┏━━

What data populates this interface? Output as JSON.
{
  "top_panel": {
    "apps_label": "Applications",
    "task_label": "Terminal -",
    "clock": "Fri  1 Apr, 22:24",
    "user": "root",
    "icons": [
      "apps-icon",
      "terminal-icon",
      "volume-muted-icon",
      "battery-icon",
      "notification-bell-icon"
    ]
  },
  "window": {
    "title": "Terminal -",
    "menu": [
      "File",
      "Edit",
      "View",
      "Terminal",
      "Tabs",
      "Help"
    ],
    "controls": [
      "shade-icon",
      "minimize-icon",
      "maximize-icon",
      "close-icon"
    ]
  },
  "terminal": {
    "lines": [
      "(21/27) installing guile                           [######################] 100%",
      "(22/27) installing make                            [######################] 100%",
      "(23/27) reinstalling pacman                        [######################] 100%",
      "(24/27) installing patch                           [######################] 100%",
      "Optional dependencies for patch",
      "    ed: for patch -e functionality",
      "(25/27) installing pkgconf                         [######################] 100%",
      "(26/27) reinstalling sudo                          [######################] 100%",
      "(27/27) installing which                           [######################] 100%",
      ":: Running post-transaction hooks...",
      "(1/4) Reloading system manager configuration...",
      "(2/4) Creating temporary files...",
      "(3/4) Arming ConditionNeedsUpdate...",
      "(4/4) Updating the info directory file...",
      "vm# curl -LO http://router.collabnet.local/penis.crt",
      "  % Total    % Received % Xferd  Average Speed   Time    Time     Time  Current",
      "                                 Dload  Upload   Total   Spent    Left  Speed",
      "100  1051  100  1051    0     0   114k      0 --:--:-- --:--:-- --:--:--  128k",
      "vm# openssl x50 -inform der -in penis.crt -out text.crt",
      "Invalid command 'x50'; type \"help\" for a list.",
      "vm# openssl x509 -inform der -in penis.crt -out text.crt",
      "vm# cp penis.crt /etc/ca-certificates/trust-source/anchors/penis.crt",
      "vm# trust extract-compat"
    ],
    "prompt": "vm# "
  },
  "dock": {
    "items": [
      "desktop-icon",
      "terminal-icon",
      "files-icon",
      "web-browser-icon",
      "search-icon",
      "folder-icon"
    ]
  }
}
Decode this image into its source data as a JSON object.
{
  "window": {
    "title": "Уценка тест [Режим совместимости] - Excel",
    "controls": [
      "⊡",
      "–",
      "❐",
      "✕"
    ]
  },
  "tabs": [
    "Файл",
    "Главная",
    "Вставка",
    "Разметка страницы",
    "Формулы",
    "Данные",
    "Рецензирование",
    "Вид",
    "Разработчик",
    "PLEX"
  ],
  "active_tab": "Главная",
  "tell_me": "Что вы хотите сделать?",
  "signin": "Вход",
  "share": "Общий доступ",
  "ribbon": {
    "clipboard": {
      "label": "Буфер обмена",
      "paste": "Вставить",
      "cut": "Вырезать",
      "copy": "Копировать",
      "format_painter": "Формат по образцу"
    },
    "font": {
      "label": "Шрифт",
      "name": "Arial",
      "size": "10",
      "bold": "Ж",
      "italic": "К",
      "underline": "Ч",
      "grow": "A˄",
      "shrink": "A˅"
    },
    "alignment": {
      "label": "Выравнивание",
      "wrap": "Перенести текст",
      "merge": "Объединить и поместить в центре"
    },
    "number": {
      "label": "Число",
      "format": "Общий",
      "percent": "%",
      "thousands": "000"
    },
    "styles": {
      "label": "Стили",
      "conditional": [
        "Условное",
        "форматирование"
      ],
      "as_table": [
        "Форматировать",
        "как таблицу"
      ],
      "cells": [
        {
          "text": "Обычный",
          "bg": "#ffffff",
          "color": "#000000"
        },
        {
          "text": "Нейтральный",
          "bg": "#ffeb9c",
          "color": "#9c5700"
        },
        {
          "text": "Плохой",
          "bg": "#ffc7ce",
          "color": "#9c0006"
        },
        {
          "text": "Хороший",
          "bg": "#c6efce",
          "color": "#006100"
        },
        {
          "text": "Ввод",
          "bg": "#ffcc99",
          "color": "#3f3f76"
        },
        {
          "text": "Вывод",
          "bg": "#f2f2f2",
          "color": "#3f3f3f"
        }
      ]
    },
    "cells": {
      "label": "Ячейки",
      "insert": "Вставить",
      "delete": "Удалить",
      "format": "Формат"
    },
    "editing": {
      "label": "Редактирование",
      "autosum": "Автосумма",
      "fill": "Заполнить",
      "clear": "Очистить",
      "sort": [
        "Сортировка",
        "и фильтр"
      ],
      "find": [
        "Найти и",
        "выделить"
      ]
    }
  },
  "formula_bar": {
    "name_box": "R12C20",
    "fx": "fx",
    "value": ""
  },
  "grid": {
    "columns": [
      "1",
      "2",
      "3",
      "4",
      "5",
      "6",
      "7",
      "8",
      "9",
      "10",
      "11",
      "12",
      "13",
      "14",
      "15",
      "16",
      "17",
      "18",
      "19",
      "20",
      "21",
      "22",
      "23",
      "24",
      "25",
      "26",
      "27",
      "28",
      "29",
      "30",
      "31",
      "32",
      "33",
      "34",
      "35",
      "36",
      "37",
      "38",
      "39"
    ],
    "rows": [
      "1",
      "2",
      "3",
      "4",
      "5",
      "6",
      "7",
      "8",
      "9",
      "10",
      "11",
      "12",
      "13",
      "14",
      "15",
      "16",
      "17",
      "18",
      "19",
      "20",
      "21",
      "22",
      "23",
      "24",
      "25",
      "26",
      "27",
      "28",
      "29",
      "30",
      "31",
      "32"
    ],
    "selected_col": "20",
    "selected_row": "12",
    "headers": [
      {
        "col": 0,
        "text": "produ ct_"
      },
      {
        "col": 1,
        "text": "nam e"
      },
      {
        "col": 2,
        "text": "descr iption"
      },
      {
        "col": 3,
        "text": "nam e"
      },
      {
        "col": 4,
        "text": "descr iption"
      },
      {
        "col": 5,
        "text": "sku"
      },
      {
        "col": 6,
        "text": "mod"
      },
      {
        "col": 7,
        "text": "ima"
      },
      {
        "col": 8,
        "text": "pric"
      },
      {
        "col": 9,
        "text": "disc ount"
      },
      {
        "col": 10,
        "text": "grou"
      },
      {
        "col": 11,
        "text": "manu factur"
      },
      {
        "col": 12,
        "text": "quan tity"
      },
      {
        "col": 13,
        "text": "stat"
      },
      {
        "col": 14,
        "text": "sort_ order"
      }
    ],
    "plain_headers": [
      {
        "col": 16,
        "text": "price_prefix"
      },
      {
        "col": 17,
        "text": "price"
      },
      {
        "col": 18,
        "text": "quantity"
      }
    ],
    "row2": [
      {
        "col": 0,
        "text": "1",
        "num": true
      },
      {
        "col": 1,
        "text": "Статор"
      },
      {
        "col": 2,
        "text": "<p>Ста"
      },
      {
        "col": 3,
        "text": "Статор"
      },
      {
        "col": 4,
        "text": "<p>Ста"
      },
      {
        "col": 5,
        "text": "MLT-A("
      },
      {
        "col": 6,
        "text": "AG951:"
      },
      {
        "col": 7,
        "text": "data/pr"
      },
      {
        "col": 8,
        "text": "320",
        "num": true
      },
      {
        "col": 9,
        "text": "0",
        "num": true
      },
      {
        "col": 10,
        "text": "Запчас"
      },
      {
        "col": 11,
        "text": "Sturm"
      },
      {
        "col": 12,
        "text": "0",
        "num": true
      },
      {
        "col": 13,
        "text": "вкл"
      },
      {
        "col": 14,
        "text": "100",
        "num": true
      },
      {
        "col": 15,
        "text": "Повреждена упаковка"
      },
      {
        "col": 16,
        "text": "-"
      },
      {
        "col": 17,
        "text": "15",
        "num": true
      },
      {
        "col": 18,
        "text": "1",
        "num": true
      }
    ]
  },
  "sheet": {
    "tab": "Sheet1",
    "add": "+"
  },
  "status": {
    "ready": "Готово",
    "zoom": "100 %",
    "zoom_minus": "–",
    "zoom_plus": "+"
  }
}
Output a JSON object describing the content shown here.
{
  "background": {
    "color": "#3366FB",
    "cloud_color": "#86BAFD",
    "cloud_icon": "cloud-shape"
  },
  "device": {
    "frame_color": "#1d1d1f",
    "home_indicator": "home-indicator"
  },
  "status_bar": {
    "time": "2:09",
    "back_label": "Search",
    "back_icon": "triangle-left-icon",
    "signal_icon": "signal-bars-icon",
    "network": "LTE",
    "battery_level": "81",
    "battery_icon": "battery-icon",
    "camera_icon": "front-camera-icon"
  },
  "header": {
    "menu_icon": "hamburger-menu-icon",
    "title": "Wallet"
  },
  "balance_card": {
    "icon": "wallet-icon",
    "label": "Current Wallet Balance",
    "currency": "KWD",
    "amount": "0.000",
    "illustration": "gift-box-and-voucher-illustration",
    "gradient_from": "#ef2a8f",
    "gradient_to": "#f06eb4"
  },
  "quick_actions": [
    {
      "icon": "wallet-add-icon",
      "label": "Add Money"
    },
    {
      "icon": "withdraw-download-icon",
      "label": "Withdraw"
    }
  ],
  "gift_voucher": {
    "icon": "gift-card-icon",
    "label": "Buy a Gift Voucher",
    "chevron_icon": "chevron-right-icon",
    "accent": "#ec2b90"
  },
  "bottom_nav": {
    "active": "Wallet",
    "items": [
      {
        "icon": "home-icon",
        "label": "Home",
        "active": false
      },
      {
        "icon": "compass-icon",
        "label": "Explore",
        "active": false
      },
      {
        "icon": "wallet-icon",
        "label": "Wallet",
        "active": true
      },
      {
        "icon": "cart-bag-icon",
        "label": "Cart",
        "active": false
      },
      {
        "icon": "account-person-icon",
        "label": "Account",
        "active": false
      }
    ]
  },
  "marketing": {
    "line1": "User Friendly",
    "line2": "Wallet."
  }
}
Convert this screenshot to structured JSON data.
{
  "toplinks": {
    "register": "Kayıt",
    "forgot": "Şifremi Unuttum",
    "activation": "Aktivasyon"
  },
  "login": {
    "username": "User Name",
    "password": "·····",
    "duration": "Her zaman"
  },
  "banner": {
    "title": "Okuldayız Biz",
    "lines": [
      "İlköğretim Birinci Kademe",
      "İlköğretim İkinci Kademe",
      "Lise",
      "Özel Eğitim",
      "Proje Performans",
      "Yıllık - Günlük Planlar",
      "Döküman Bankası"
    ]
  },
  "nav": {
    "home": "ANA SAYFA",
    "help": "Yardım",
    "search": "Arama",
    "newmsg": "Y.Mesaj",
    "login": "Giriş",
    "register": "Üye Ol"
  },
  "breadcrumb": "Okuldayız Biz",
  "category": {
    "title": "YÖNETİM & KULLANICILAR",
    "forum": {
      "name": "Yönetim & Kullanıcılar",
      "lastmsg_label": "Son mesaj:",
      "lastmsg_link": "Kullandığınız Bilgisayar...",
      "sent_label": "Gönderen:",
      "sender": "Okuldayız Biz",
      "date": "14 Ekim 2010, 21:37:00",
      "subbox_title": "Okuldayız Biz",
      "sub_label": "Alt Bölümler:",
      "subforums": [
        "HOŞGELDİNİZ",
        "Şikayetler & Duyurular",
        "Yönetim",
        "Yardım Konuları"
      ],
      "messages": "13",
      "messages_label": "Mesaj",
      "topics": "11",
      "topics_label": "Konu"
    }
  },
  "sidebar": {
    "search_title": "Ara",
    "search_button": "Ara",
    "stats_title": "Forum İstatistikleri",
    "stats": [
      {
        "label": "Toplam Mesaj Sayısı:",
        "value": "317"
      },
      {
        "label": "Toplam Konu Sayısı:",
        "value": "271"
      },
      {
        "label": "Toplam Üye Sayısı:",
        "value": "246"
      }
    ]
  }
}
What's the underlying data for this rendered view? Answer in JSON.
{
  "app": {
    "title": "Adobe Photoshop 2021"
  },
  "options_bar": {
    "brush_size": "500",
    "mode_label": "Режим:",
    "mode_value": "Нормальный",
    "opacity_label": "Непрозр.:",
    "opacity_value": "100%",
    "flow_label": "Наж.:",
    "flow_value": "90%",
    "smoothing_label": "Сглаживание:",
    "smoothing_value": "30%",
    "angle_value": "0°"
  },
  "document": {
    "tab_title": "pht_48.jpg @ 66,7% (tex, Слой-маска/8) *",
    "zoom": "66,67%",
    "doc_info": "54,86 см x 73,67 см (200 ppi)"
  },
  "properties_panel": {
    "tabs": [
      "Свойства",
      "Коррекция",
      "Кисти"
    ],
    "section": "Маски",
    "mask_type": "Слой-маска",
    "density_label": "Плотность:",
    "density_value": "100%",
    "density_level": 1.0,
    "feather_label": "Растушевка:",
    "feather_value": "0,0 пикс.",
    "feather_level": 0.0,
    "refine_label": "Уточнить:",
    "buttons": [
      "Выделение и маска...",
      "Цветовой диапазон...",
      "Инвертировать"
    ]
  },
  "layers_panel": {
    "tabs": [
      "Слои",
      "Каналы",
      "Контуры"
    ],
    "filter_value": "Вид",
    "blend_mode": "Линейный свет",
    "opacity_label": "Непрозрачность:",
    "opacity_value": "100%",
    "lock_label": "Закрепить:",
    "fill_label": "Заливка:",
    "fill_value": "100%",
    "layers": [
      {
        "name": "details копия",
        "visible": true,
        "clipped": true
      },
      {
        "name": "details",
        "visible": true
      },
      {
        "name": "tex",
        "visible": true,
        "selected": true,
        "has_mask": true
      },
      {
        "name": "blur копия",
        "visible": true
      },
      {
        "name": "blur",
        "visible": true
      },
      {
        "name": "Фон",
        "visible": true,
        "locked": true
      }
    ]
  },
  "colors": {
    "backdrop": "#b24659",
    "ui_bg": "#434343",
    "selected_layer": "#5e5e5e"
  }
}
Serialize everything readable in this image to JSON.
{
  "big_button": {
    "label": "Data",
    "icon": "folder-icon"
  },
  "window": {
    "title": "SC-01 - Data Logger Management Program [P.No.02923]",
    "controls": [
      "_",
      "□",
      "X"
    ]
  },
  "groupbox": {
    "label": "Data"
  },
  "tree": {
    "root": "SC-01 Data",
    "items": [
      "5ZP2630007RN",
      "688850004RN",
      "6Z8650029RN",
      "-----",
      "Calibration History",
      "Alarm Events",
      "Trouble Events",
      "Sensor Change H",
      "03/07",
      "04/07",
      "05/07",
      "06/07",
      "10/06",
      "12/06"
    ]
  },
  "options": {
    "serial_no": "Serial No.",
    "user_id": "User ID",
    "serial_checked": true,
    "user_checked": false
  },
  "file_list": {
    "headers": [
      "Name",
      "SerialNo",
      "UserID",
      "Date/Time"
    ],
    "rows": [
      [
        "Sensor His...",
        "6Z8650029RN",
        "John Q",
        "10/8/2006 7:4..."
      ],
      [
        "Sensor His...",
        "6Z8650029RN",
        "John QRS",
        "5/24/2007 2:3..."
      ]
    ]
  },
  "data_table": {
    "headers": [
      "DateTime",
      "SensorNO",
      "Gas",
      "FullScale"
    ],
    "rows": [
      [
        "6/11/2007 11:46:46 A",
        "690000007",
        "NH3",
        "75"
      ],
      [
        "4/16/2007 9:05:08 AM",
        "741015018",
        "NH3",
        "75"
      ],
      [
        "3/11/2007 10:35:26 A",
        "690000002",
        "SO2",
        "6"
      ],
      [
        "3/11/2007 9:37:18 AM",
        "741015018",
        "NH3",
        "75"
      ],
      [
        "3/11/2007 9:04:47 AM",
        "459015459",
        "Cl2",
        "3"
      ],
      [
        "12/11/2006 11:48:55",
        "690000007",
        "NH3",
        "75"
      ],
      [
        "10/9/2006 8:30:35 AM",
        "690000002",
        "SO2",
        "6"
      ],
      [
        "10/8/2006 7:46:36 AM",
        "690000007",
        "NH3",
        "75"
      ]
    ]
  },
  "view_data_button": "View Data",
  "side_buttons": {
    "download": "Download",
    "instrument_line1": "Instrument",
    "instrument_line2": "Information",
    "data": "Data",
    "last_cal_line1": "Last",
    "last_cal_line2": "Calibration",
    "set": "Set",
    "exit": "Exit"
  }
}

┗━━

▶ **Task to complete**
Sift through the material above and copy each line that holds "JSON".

▶ **Written reply**
What data populates this interface? Output as JSON.
Decode this image into its source data as a JSON object.
Output a JSON object describing the content shown here.
Convert this screenshot to structured JSON data.
What's the underlying data for this rendered view? Answer in JSON.
Serialize everything readable in this image to JSON.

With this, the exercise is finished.